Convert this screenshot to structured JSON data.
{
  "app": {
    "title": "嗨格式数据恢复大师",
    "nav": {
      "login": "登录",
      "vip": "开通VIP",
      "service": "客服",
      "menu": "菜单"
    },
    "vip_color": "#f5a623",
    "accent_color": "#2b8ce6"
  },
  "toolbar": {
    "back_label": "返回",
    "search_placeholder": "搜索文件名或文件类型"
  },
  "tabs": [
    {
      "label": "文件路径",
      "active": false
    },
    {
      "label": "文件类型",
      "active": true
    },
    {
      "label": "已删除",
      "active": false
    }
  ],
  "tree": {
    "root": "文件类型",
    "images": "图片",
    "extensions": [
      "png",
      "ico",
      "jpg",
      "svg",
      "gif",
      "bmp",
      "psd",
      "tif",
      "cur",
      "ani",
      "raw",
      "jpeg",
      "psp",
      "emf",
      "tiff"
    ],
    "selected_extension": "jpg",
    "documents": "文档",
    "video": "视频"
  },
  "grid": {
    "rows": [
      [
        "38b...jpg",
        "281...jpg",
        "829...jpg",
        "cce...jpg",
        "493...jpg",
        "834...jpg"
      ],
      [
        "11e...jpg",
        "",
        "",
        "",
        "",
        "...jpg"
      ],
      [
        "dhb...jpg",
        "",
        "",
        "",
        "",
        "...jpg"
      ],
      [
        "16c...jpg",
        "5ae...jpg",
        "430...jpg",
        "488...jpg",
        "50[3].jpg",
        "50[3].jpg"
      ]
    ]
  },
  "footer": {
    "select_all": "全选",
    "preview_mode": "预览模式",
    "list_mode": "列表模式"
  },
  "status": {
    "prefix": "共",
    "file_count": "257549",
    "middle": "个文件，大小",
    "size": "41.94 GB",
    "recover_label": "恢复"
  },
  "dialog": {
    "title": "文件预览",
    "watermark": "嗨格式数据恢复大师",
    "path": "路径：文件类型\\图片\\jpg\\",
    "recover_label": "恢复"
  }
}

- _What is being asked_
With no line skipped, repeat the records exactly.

- _Answer to the exercise_
Convert this screenshot to structured JSON data.
{
  "app": {
    "title": "嗨格式数据恢复大师",
    "nav": {
      "login": "登录",
      "vip": "开通VIP",
      "service": "客服",
      "menu": "菜单"
    },
    "vip_color": "#f5a623",
    "accent_color": "#2b8ce6"
  },
  "toolbar": {
    "back_label": "返回",
    "search_placeholder": "搜索文件名或文件类型"
  },
  "tabs": [
    {
      "label": "文件路径",
      "active": false
    },
    {
      "label": "文件类型",
      "active": true
    },
    {
      "label": "已删除",
      "active": false
    }
  ],
  "tree": {
    "root": "文件类型",
    "images": "图片",
    "extensions": [
      "png",
      "ico",
      "jpg",
      "svg",
      "gif",
      "bmp",
      "psd",
      "tif",
      "cur",
      "ani",
      "raw",
      "jpeg",
      "psp",
      "emf",
      "tiff"
    ],
    "selected_extension": "jpg",
    "documents": "文档",
    "video": "视频"
  },
  "grid": {
    "rows": [
      [
        "38b...jpg",
        "281...jpg",
        "829...jpg",
        "cce...jpg",
        "493...jpg",
        "834...jpg"
      ],
      [
        "11e...jpg",
        "",
        "",
        "",
        "",
        "...jpg"
      ],
      [
        "dhb...jpg",
        "",
        "",
        "",
        "",
        "...jpg"
      ],
      [
        "16c...jpg",
        "5ae...jpg",
        "430...jpg",
        "488...jpg",
        "50[3].jpg",
        "50[3].jpg"
      ]
    ]
  },
  "footer": {
    "select_all": "全选",
    "preview_mode": "预览模式",
    "list_mode": "列表模式"
  },
  "status": {
    "prefix": "共",
    "file_count": "257549",
    "middle": "个文件，大小",
    "size": "41.94 GB",
    "recover_label": "恢复"
  },
  "dialog": {
    "title": "文件预览",
    "watermark": "嗨格式数据恢复大师",
    "path": "路径：文件类型\\图片\\jpg\\",
    "recover_label": "恢复"
  }
}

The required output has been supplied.